Hear It Here
ALBERT LEE Hiding
Albert’s first solo album from 1979 opens with the nowlegendary Country Boy. Admittedly, we’re jumping in the deep end here, but there’s no harm in that, as long as we take the ‘long-term osmosis’ approach rather than attempting to duplicate it immediately. Another – more melodic – side of Albert’s playing is showcased on Now
And Then It’s Gonna Rain, which also employs a device called a B-Bender, helping him to emulate a pedal steel guitar.
DEEP PURPLE MacHine Head
We’re going for contrast here. Ritchie Blackmore’s playing often has a surprisingly light touch. The riff that got dozens thrown out of guitar shops – Smoke On The Water – is not attacked with a heavy pick and metal distortion at all, but played using fingers, light overdrive and a possibly a Leslie speaker cab. However, this may be the result of his guitar blending with Jon Lord’s Hammond organ… Check out his phrasing on Lazy, too, which works beautifully using hybrid picking.
TOMMY EMMANUEL endless Road
It’s fairly safe to say that any guitarist giving this a listen will definitely pick up a trick or two. Tommy is from the thumbpick school of thought, so is included here to illustrate the points made about this earlier (as well as inspiring us all to practise more). His versions of Somewhere Over

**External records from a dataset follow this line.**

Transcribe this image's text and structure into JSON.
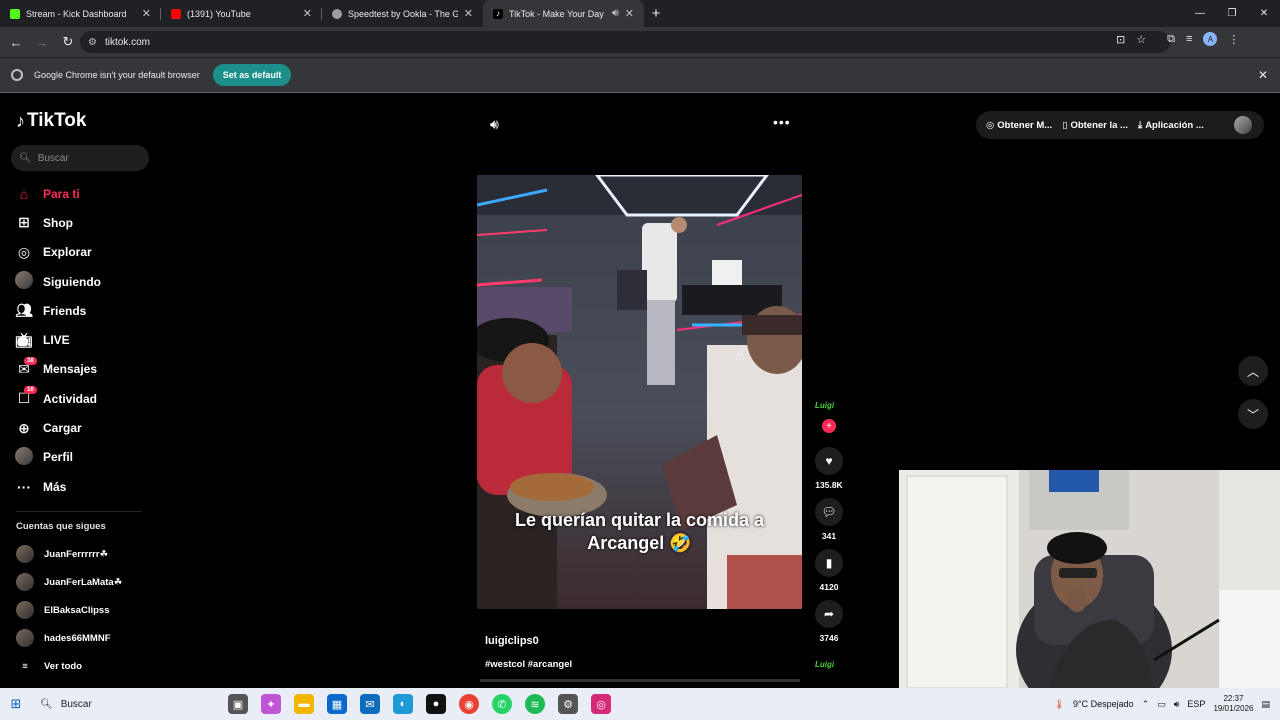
{
  "browser": {
    "tabs": [
      {
        "title": "Stream - Kick Dashboard",
        "color": "#53fc18"
      },
      {
        "title": "(1391) YouTube",
        "color": "#ff0000"
      },
      {
        "title": "Speedtest by Ookla - The Glob",
        "color": "#9e9e9e"
      },
      {
        "title": "TikTok - Make Your Day",
        "color": "#ffffff"
      }
    ],
    "url": "tiktok.com",
    "infobar_text": "Google Chrome isn't your default browser",
    "set_default_label": "Set as default",
    "profile_initial": "A"
  },
  "tiktok": {
    "logo": "TikTok",
    "search_placeholder": "Buscar",
    "nav": [
      {
        "label": "Para ti"
      },
      {
        "label": "Shop"
      },
      {
        "label": "Explorar"
      },
      {
        "label": "Siguiendo"
      },
      {
        "label": "Friends"
      },
      {
        "label": "LIVE"
      },
      {
        "label": "Mensajes",
        "badge": "38"
      },
      {
        "label": "Actividad",
        "badge": "16"
      },
      {
        "label": "Cargar"
      },
      {
        "label": "Perfil"
      },
      {
        "label": "Más"
      }
    ],
    "following_header": "Cuentas que sigues",
    "following": [
      {
        "name": "JuanFerrrrrr☘"
      },
      {
        "name": "JuanFerLaMata☘"
      },
      {
        "name": "ElBaksaClipss"
      },
      {
        "name": "hades66MMNF"
      }
    ],
    "see_all": "Ver todo",
    "top_actions": [
      "Obtener M...",
      "Obtener la ...",
      "Aplicación ..."
    ],
    "video": {
      "caption_line1": "Le querían quitar la comida a",
      "caption_line2": "Arcangel 🤣",
      "username": "luigiclips0",
      "tags": "#westcol #arcangel",
      "likes": "135.8K",
      "comments": "341",
      "saves": "4120",
      "shares": "3746",
      "creator_logo": "Luigi"
    }
  },
  "taskbar": {
    "search": "Buscar",
    "weather": "9°C  Despejado",
    "lang": "ESP",
    "time": "22:37",
    "date": "19/01/2026"
  }
}
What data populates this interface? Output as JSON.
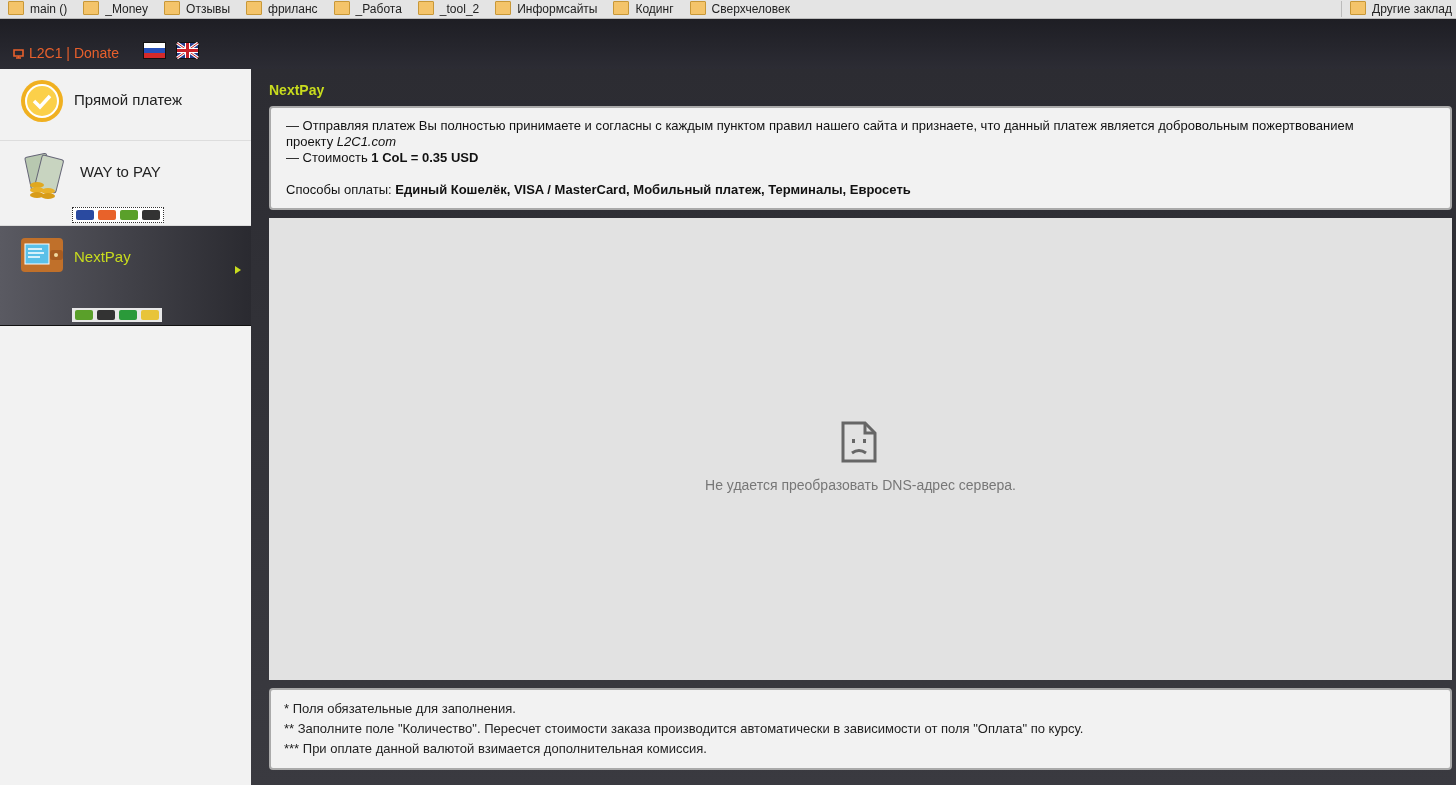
{
  "bookmarks": [
    "main ()",
    "_Money",
    "Отзывы",
    "фриланс",
    "_Работа",
    "_tool_2",
    "Информсайты",
    "Кодинг",
    "Сверхчеловек"
  ],
  "other_bookmarks": "Другие заклад",
  "header": {
    "site_link": "L2C1 | Donate",
    "languages": [
      {
        "kind": "ru"
      },
      {
        "kind": "en"
      }
    ]
  },
  "sidebar": {
    "items": [
      {
        "label": "Прямой платеж",
        "selected": false
      },
      {
        "label": "WAY to PAY",
        "selected": false
      },
      {
        "label": "NextPay",
        "selected": true
      }
    ]
  },
  "main": {
    "title": "NextPay",
    "info": [
      "— Отправляя платеж Вы полностью принимаете и согласны с каждым пунктом правил нашего сайта и признаете, что данный платеж является добровольным пожертвованием проекту *L2C1.com*",
      "— Стоимость **1 CoL = 0.35 USD**"
    ],
    "payment_methods": "Способы оплаты: **Единый Кошелёк, VISA / MasterCard, Мобильный платеж, Терминалы, Евросеть**",
    "frame_error": "Не удается преобразовать DNS-адрес сервера.",
    "notes": [
      "* Поля обязательные для заполнения.",
      "** Заполните поле \"Количество\". Пересчет стоимости заказа производится автоматически в зависимости от поля \"Оплата\" по курсу.",
      "*** При оплате данной валютой взимается дополнительная комиссия."
    ]
  }
}
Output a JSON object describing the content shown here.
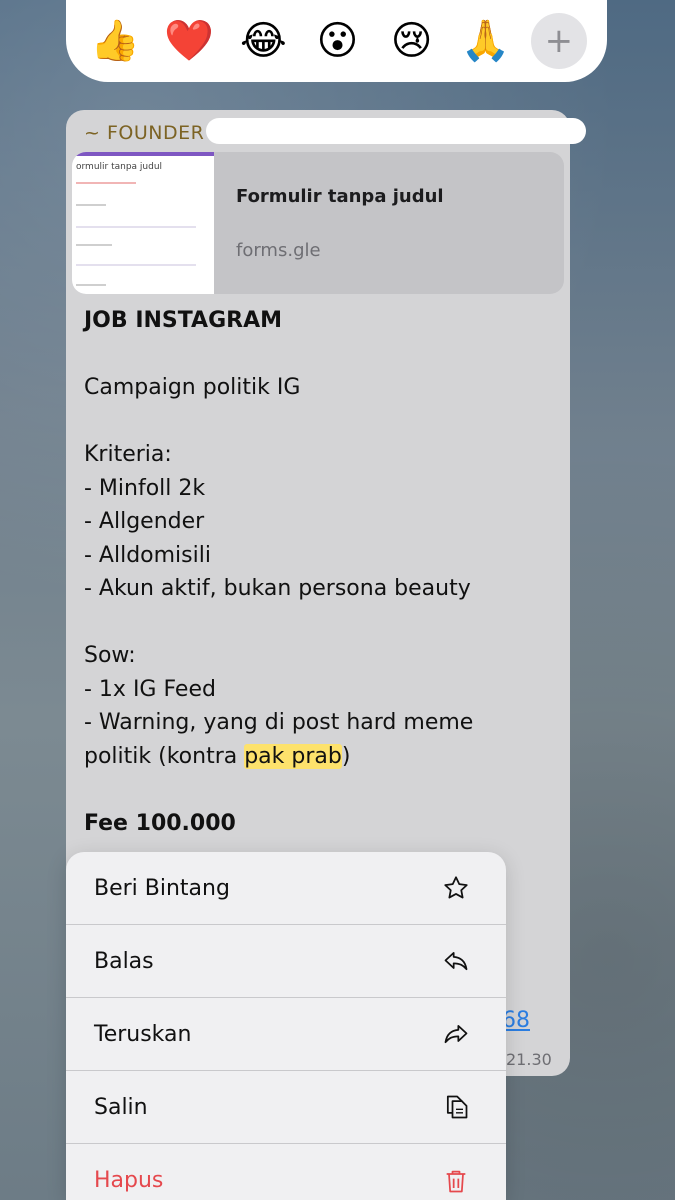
{
  "reactions": [
    "👍",
    "❤️",
    "😂",
    "😮",
    "😢",
    "🙏"
  ],
  "reaction_add": "+",
  "message": {
    "sender": "~ FOUNDER",
    "link_preview": {
      "title": "Formulir tanpa judul",
      "domain": "forms.gle",
      "thumb_title": "ormulir tanpa judul"
    },
    "lines": {
      "heading": "JOB INSTAGRAM",
      "campaign": "Campaign politik IG",
      "kriteria": "Kriteria:",
      "k1": "- Minfoll 2k",
      "k2": "- Allgender",
      "k3": "- Alldomisili",
      "k4": "- Akun aktif, bukan persona beauty",
      "sow": "Sow:",
      "s1": "- 1x IG Feed",
      "s2a": "- Warning, yang di post hard meme",
      "s2b_pre": "politik (kontra ",
      "s2b_hl": "pak prab",
      "s2b_post": ")",
      "fee": "Fee 100.000"
    },
    "link_tail": "68",
    "time": "21.30"
  },
  "menu": {
    "items": [
      {
        "label": "Beri Bintang",
        "icon": "star-icon"
      },
      {
        "label": "Balas",
        "icon": "reply-icon"
      },
      {
        "label": "Teruskan",
        "icon": "forward-icon"
      },
      {
        "label": "Salin",
        "icon": "copy-icon"
      },
      {
        "label": "Hapus",
        "icon": "trash-icon",
        "color": "#e5484d"
      }
    ]
  }
}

The Rainbow and Chet’s Ramble give an overview of what can be accomplished, though many of these ideas are transferable to hybrid picking, too.